The disappearance of Native American women in the U.S. is a crisis that’s been ignored for decades.
But tribes here in northern Michigan are working to change that.
Gregory Petoskey still has fond memories of his sister Karen.
“She was a roughneck, like to dance, saying she loved her kids and family. She was always here on the holidays,” said Gregory.
But Karen’s life was tragically cut short in August of 1999, and her murder remains unsolved 23 years later.
“I was two years old when this devastation had happened in my family. And I do remember all the crying. And I remember, you know, I remember parts. I remember going to Grand Rapids and putting signs up around the city like, have you seen this person? Do you know anything about what happened to her,” said Karen’s niece Beedoskah Stonefish.
Stories like Karen’s are not unique to the Native American community.
Native American women are killed and go missing at 10 times the national average, but only 2%of these cases receive federal attention and less than 5% get some kind of national media attention.
“It’s a hard subject to talk about because there isn’t any coverage in the media and it’s hard for our communities to talk about because we don’t really know how to navigate the justice system sometimes,” said Victoria Alfonseca, Communications Coordinator/Editor for the Grand Traverse Band of Ottawa and Chippewa Indians.

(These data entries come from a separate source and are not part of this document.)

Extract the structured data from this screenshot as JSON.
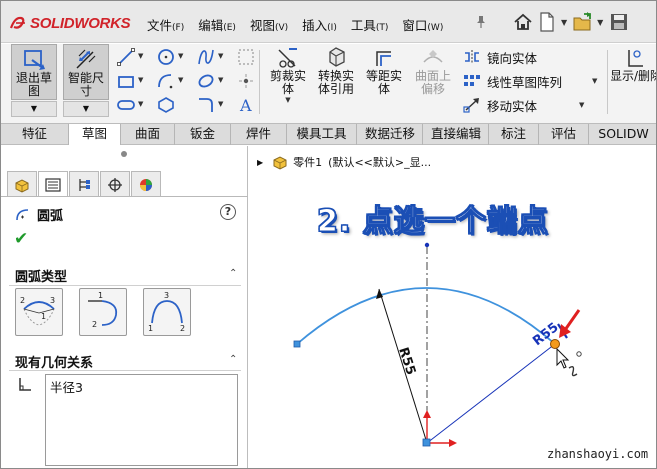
{
  "app": {
    "brand": "SOLIDWORKS",
    "menus": [
      {
        "label": "文件",
        "key": "(F)"
      },
      {
        "label": "编辑",
        "key": "(E)"
      },
      {
        "label": "视图",
        "key": "(V)"
      },
      {
        "label": "插入",
        "key": "(I)"
      },
      {
        "label": "工具",
        "key": "(T)"
      },
      {
        "label": "窗口",
        "key": "(W)"
      }
    ]
  },
  "ribbon": {
    "exit_sketch": "退出草图",
    "smart_dimension": "智能尺寸",
    "trim_entities": "剪裁实体",
    "convert_entities": "转换实体引用",
    "offset_entities": "等距实体",
    "offset_on_surface": "曲面上偏移",
    "mirror_entities": "镜向实体",
    "linear_pattern": "线性草图阵列",
    "move_entities": "移动实体",
    "display_delete_relations": "显示/删除几何关"
  },
  "tabs": [
    "特征",
    "草图",
    "曲面",
    "钣金",
    "焊件",
    "模具工具",
    "数据迁移",
    "直接编辑",
    "标注",
    "评估",
    "SOLIDW"
  ],
  "active_tab": "草图",
  "property_manager": {
    "title": "圆弧",
    "arc_type_header": "圆弧类型",
    "existing_relations_header": "现有几何关系",
    "relations": [
      "半径3"
    ]
  },
  "canvas": {
    "tree_part": "零件1",
    "tree_config": "(默认<<默认>_显...",
    "instruction": "2. 点选一个端点",
    "dimension_left": "R55",
    "dimension_right": "R55"
  },
  "colors": {
    "brand_red": "#d1232a",
    "sketch_blue": "#3f92dd",
    "dimension_blue": "#1733b8",
    "endpoint_orange": "#f39a1b",
    "arrow_red": "#e02020"
  },
  "watermark": "zhanshaoyi.com"
}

But tribes are working to change those statistics. The Grand Traverse Band of Ottawa and Chippewa Indians recently held red shirt day in an effort to draw attention to the issue of missing and murdered indigenous women.

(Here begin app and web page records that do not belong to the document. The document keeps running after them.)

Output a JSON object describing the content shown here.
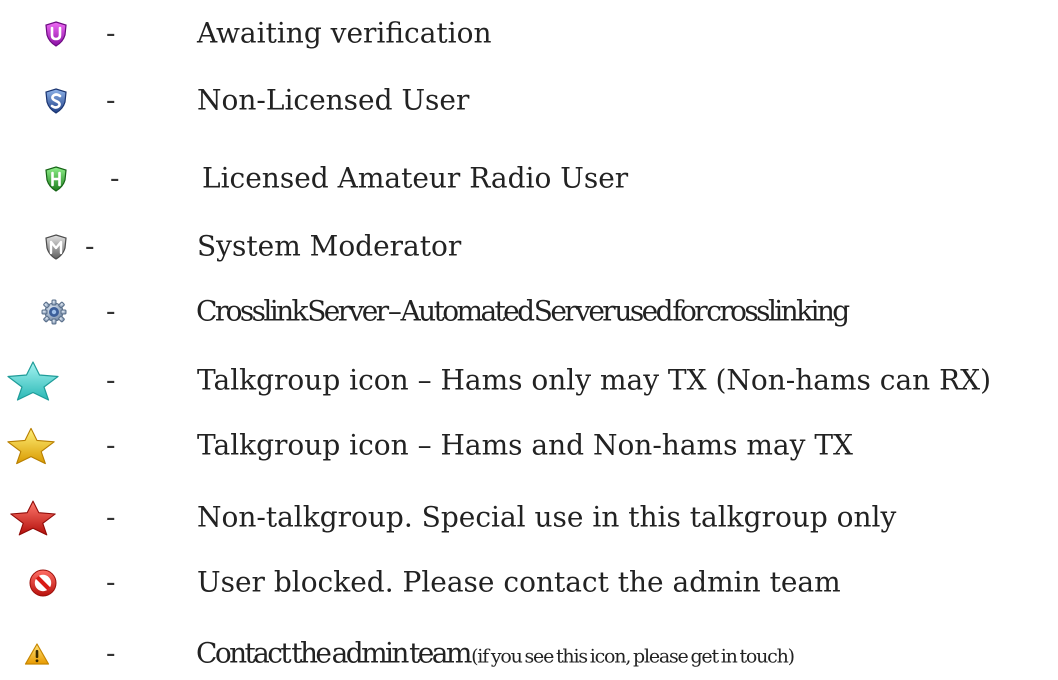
{
  "legend": {
    "separator": "-",
    "items": [
      {
        "icon": "shield-u-icon",
        "color": "#b81fd0",
        "label": "Awaiting verification"
      },
      {
        "icon": "shield-s-icon",
        "color": "#2f5aa6",
        "label": "Non-Licensed User"
      },
      {
        "icon": "shield-h-icon",
        "color": "#2fa52f",
        "label": "Licensed Amateur Radio User"
      },
      {
        "icon": "shield-m-icon",
        "color": "#8c8c8c",
        "label": "System Moderator"
      },
      {
        "icon": "gear-icon",
        "color": "#5b7fb0",
        "label": "Crosslink Server – Automated Server used for crosslinking"
      },
      {
        "icon": "star-icon",
        "color": "#3fd2cf",
        "label": "Talkgroup icon – Hams only may TX (Non-hams can RX)"
      },
      {
        "icon": "star-icon",
        "color": "#f0c419",
        "label": "Talkgroup icon – Hams and Non-hams may TX"
      },
      {
        "icon": "star-icon",
        "color": "#d9221e",
        "label": "Non-talkgroup. Special use in this talkgroup only"
      },
      {
        "icon": "blocked-icon",
        "color": "#e0201a",
        "label": "User blocked. Please contact the admin team"
      },
      {
        "icon": "warning-icon",
        "color": "#f5b800",
        "label": "Contact the admin team",
        "note": "(if you see this icon, please get in touch)"
      }
    ]
  }
}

“I think there is some disadvantages in this community, and we may not have the publicity that other people nonnative people have to get the word out to say, oh, they’re missing or this is what happened,” said Stonefish.
The tribe also lined part of M-22 near Suttons Bay with red shirts.
“So when you see red, it’s, it’s out there, right? It’s a message of like that blood that we shed for our people,” said Alfonseca.
The issue of missing and murdered Indigenous women has plagued Native American tribes for years, but the hope is events like this help bring about much needed change.
“That singing and the drumming really does have healing powers and our sacred fires have healing powers. So we hope this will help start conversations with our community members and help bring healing to their hearts, because there is a lot of pain here,” said Stonefish.
“I think everybody needs to continue to speak their mind on these issues. And don’t forget about those loved ones that have been missing or have been murdered, because we’re doing this, because this happened to them. We’re trying to put a stop to this and if we can all work together, come together, both native and non-Native communities, we can make this nation better again,” said Alfonseca.